  2. Darren Parker

    logged in via Facebook

    One thing's for sure, Mossad will be extra careful about taking a soft boy from the comfortable Melbourne suburbs again.

    1. Marilyn Shepherd


      In reply to Darren Parker

      Mark Regev is a soft boy from Melbourne too you know.

      The thing is that Australian citizens should not join these spy agencies in the first place.

  3. Russell Walton


    How can anyone be so naive as to expect the truth from professional liars?

  4. Jack Arnold


    When have Israeli security told the world anything that did not serve Israeli purposes?

    The BIG QUESTION raised here on TC by others is, "Why was there a hanging point in any facility where a person on suicide watch was held?"

    Then, of course, why was the relevant security camera not working?
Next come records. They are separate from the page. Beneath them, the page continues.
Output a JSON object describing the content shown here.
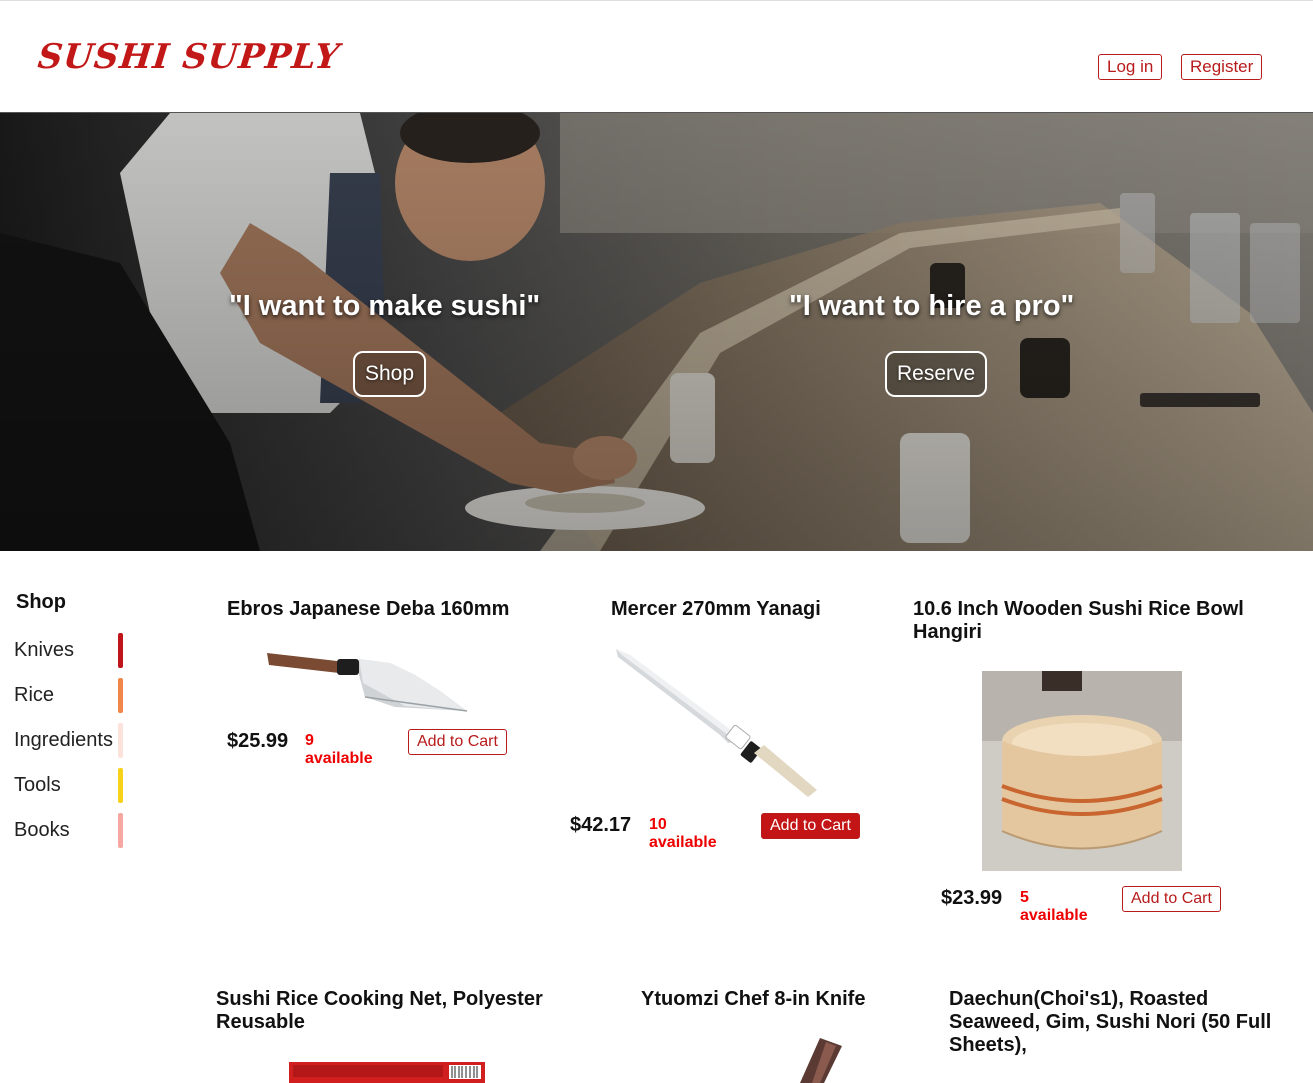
{
  "header": {
    "logo": "Sushi Supply",
    "login_label": "Log in",
    "register_label": "Register"
  },
  "hero": {
    "left_text": "\"I want to make sushi\"",
    "left_button": "Shop",
    "right_text": "\"I want to hire a pro\"",
    "right_button": "Reserve"
  },
  "sidebar": {
    "title": "Shop",
    "items": [
      {
        "label": "Knives",
        "color": "#c0141b"
      },
      {
        "label": "Rice",
        "color": "#f0864a"
      },
      {
        "label": "Ingredients",
        "color": "#fbe3dc"
      },
      {
        "label": "Tools",
        "color": "#f7d21a"
      },
      {
        "label": "Books",
        "color": "#f6a7a2"
      }
    ]
  },
  "products": [
    {
      "title": "Ebros Japanese Deba 160mm",
      "price": "$25.99",
      "available": "9 available",
      "cart_label": "Add to Cart",
      "image": "deba-knife-image"
    },
    {
      "title": "Mercer 270mm Yanagi",
      "price": "$42.17",
      "available": "10 available",
      "cart_label": "Add to Cart",
      "image": "yanagi-knife-image"
    },
    {
      "title": "10.6 Inch Wooden Sushi Rice Bowl Hangiri",
      "price": "$23.99",
      "available": "5 available",
      "cart_label": "Add to Cart",
      "image": "hangiri-bowl-image"
    },
    {
      "title": "Sushi Rice Cooking Net, Polyester Reusable",
      "image": "cooking-net-image"
    },
    {
      "title": "Ytuomzi Chef 8-in Knife",
      "image": "chef-knife-image"
    },
    {
      "title": "Daechun(Choi's1), Roasted Seaweed, Gim, Sushi Nori (50 Full Sheets),",
      "image": "nori-image"
    }
  ],
  "colors": {
    "brand_red": "#c21818",
    "available_red": "#e00000"
  }
}
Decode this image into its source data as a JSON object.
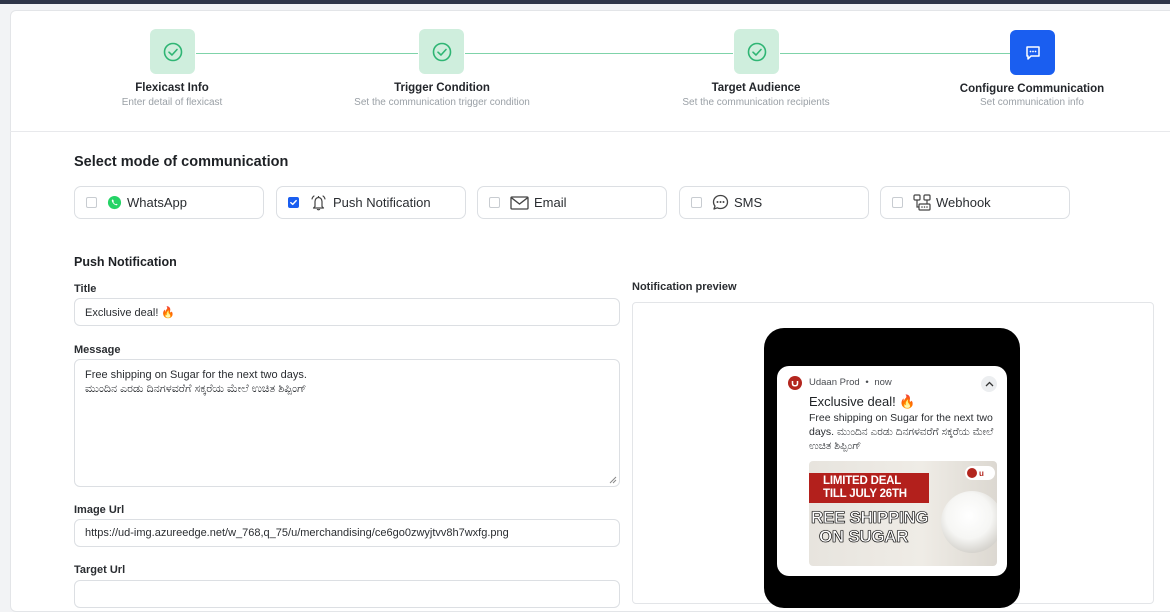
{
  "stepper": {
    "steps": [
      {
        "title": "Flexicast Info",
        "subtitle": "Enter detail of flexicast",
        "status": "done",
        "icon": "check-icon"
      },
      {
        "title": "Trigger Condition",
        "subtitle": "Set the communication trigger condition",
        "status": "done",
        "icon": "check-icon"
      },
      {
        "title": "Target Audience",
        "subtitle": "Set the communication recipients",
        "status": "done",
        "icon": "check-icon"
      },
      {
        "title": "Configure Communication",
        "subtitle": "Set communication info",
        "status": "active",
        "icon": "chat-icon"
      }
    ]
  },
  "mode": {
    "heading": "Select mode of communication",
    "options": [
      {
        "label": "WhatsApp",
        "checked": false,
        "icon": "whatsapp-icon"
      },
      {
        "label": "Push Notification",
        "checked": true,
        "icon": "bell-icon"
      },
      {
        "label": "Email",
        "checked": false,
        "icon": "mail-icon"
      },
      {
        "label": "SMS",
        "checked": false,
        "icon": "sms-icon"
      },
      {
        "label": "Webhook",
        "checked": false,
        "icon": "webhook-icon"
      }
    ]
  },
  "push": {
    "heading": "Push Notification",
    "title_label": "Title",
    "title_value": "Exclusive deal! 🔥",
    "message_label": "Message",
    "message_line1": "Free shipping on Sugar for the next two days.",
    "message_line2": "ಮುಂದಿನ ಎರಡು ದಿನಗಳವರೆಗೆ ಸಕ್ಕರೆಯ ಮೇಲೆ ಉಚಿತ ಶಿಪ್ಪಿಂಗ್",
    "image_url_label": "Image Url",
    "image_url_value": "https://ud-img.azureedge.net/w_768,q_75/u/merchandising/ce6go0zwyjtvv8h7wxfg.png",
    "target_url_label": "Target Url"
  },
  "preview": {
    "label": "Notification preview",
    "app_name": "Udaan Prod",
    "separator": "•",
    "time": "now",
    "title": "Exclusive deal! 🔥",
    "body": "Free shipping on Sugar for the next two days. ಮುಂದಿನ ಎರಡು ದಿನಗಳವರೆಗೆ ಸಕ್ಕರೆಯ ಮೇಲೆ ಉಚಿತ ಶಿಪ್ಪಿಂಗ್",
    "banner_line1": "LIMITED DEAL",
    "banner_line2": "TILL JULY 26TH",
    "banner_main1": "REE SHIPPING",
    "banner_main2": "ON SUGAR",
    "banner_logo": "u"
  },
  "colors": {
    "accent": "#1a5ef0",
    "done": "#cfeedd",
    "done_icon": "#2fb574",
    "banner_red": "#b3201c"
  }
}
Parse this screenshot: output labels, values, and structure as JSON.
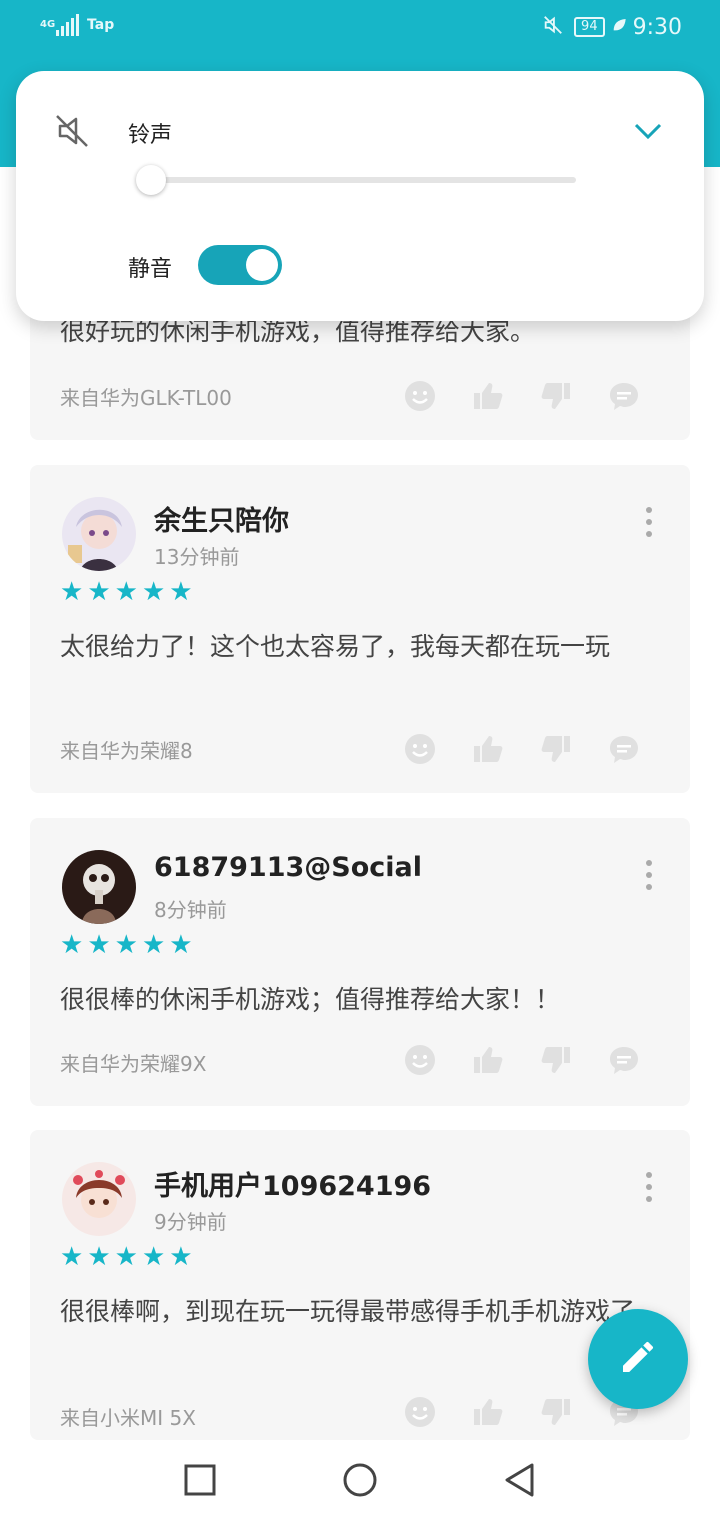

Convenient incompetence!

    An ordinary person could reasonably conclude on the evidence presented that the Zionist Israeli government assassination an Australian citizen in Israel for their own undisclosed purposes.

    Makes one question why the Australian government supports the Zionist government.

    1. Eric Thacker

      Viticultural Contractor

      In reply to Jack Arnold

      If our government ever dares to soften support for the Zionist Israeli govt our TV screens will again be saturated by the odious Mark Regev. Abbott and crew are bad enough without adding him and his ilk to the mix.

    2. Jack Arnold


      In reply to Eric Thacker

      Hi Eric ... woud you be so kind as to enlighten me as to who Mark Regev is and why he has created such a reputation?

  5. Jim KABLE


    I am disturbed by the multiple Australian passport Family Name changes Ben was permitted to make - there must surely be some kind of alarm bell sounding each time Australians who also bear Israeli (or other) passports do this kind of thing! I know the general reason given for this disguising of identity - but making Australia complicit in such deviousness is not right, surely. Any Australian citizen working for the military/government of any other nation should have to give up their Australian citizenship - should they not? An English cousin in the Fleet Air Arm had to give up his dual French citizenship when he entered the Royal Navy. A Welsh-born friend here had to give up his UK citizenship when he became a NSW MLA.

    1. Russell Walton


      In reply to Jim KABLE

      "Any Australian citizen working for the military/government of any other nation should have to give up their Australian citizenship - should they not?

      I agree in principle, but it's unenforceable to some extent. If Israel, or any foreign government covertly misuses Australian passports with the compliance of Australian citizens whose first loyalty is obviously not to Australia, there's very little that our government can do.

      There's an old fashioned term for this practice--"treason".

  6. Che Gorilla

    Human Rights Activist

    This is the second piece from Professor Patrikeef on Prisoner X. Much has changed since the first was posted at The Conversation on 22 February. Almost nothing was known then as you would expect about national security matters in both Australia and Israel. However nothing of any particular interest is known now. What is interesting is how Australian commentators and observers including in the universities have handled the saga.

    The first article was mainly about the al-Mabhouh Dubai operation…

    Read more
    1. Jack Arnold


      In reply to Che Gorilla

      Well Che, it is a good thing that you have got that off your chest.

      Now you might explain to us why in the 21st century, Israel treating the indigenous Palestinians in the same manner as the Nazis treated the Jews in the Warsaw and Krakow ghettoes during the 1940s is not the same abuse of human rights deserving the same condemnation and prosecution for crimes against humanity.

    2. Russell Walton


      In reply to Jack Arnold

      "Che" could also use his real name, unless of course, his parents actually were Mr and Mrs Gorilla.